__Task details__.
Lines below that include the word "this" should each be copied.

Dataset rows for apps and sites
────
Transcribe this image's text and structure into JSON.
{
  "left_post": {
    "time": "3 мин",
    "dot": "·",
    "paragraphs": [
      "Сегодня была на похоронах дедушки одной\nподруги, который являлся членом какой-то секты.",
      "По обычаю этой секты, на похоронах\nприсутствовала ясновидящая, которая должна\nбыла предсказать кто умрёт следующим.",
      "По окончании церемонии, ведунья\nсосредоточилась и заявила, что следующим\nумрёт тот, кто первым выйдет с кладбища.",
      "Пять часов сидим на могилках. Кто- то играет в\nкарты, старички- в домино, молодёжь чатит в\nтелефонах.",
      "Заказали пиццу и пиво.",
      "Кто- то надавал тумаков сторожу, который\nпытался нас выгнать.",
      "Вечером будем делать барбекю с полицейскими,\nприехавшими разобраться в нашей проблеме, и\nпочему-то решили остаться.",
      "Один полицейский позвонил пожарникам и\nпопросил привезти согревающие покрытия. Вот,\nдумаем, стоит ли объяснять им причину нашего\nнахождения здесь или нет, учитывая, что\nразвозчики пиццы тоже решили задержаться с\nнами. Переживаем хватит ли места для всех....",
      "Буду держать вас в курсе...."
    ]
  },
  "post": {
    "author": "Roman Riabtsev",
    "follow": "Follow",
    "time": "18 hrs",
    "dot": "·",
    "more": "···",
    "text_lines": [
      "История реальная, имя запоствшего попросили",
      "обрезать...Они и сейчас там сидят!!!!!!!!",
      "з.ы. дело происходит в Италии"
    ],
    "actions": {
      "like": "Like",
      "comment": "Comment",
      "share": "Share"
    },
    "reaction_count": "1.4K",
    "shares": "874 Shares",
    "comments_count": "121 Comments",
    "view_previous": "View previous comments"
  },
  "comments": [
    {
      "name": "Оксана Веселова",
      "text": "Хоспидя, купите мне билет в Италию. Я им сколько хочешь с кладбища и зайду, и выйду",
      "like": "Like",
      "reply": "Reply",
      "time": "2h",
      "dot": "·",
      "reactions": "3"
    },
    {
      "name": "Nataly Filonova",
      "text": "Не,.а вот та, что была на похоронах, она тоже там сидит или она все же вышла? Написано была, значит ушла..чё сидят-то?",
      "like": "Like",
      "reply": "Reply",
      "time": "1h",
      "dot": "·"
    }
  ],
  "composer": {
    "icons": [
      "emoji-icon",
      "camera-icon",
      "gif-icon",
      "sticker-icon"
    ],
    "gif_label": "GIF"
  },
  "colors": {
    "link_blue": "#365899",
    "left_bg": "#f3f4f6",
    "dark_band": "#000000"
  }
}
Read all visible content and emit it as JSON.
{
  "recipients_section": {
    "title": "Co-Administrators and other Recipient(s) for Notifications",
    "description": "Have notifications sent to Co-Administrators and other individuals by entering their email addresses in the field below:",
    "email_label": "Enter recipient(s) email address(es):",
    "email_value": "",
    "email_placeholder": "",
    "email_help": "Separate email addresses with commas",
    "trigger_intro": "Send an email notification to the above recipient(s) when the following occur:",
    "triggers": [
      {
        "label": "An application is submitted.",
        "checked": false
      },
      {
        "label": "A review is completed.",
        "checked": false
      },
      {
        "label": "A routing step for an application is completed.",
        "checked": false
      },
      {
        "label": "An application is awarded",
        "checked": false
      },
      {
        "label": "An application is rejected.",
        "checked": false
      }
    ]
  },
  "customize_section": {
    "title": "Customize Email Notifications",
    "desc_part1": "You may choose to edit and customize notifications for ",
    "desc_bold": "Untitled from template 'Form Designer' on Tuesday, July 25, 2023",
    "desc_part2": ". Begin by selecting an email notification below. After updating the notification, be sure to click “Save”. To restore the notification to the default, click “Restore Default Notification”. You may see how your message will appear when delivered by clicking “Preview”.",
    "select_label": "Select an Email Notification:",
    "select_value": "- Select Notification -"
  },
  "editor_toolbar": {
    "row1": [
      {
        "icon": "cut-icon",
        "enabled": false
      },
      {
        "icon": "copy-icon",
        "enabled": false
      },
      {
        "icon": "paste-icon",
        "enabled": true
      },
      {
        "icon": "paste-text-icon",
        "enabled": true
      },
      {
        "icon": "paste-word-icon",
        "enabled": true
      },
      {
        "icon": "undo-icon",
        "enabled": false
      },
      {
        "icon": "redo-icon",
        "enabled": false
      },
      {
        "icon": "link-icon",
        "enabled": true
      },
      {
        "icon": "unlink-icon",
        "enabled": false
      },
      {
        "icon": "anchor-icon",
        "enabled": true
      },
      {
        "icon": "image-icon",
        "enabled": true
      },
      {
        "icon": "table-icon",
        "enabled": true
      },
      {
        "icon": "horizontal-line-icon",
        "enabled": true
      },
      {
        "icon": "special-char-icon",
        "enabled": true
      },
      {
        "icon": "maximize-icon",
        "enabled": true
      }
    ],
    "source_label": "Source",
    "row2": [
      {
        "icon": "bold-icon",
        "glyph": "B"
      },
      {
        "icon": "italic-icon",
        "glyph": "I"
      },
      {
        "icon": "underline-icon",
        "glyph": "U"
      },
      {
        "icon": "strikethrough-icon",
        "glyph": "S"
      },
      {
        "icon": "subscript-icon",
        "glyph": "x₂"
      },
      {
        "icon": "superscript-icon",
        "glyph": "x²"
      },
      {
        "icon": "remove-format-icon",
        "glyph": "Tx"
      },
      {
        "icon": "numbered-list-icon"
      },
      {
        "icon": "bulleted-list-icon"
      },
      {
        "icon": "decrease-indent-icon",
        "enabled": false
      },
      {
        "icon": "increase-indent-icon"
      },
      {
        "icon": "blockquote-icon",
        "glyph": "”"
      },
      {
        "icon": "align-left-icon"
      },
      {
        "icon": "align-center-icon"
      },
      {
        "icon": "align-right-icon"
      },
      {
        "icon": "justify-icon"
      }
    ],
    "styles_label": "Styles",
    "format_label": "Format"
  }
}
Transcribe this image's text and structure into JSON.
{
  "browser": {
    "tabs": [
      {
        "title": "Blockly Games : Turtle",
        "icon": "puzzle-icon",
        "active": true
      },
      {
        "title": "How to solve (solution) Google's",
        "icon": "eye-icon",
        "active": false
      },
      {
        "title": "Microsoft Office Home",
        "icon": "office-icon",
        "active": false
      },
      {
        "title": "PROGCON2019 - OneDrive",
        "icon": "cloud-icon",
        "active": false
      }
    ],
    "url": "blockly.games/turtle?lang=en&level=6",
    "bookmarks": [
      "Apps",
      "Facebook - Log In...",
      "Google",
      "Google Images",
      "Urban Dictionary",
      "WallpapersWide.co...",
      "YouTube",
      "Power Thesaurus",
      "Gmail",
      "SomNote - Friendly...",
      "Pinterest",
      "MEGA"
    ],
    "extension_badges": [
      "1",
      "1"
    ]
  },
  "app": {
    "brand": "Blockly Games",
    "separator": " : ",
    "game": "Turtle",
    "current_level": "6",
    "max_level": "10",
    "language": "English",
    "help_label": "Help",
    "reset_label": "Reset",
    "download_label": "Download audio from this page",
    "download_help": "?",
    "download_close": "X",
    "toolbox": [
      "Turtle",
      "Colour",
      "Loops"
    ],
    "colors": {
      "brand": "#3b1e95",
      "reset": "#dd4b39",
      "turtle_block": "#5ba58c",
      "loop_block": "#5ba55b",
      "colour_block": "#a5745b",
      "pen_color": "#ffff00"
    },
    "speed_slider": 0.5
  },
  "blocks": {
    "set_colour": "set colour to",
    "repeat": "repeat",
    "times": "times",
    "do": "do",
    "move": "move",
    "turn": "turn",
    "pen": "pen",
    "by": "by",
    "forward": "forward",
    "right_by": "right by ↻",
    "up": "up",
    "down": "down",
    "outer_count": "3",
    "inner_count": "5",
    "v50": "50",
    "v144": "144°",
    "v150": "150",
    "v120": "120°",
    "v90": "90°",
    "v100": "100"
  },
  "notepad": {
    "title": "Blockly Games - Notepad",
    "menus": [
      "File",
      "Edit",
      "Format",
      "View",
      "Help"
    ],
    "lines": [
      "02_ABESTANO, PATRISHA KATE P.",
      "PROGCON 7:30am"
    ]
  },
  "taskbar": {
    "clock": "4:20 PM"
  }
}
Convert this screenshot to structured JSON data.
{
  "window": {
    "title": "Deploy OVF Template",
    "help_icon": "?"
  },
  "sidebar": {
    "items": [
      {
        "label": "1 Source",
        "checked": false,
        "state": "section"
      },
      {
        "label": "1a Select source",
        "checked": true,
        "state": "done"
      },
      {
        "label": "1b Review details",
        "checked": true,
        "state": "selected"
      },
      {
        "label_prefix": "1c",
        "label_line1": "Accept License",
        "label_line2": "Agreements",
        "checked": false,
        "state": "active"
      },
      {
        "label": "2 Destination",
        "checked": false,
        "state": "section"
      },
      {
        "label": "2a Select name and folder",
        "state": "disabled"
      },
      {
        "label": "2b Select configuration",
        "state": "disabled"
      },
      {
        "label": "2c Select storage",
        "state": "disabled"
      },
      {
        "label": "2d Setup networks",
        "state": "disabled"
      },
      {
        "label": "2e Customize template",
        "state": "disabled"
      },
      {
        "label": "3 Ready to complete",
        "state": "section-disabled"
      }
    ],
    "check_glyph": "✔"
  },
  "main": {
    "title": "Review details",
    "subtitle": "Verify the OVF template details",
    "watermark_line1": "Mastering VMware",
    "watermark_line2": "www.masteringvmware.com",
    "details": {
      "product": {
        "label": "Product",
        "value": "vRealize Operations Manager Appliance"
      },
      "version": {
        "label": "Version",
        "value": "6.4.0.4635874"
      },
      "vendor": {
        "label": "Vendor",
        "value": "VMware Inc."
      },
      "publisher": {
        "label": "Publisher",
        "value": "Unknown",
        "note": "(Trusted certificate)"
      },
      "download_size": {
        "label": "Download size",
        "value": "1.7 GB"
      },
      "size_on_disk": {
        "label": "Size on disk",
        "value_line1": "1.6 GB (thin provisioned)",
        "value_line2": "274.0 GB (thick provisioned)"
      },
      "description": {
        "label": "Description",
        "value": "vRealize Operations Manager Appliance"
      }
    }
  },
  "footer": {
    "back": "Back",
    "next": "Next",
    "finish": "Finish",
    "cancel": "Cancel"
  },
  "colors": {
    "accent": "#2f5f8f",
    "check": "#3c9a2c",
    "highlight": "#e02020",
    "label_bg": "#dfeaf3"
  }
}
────
__Result below__.
Transcribe this image's text and structure into JSON.
Transcribe this image's text and structure into JSON.
    "download_label": "Download audio from this page",
Convert this screenshot to structured JSON data.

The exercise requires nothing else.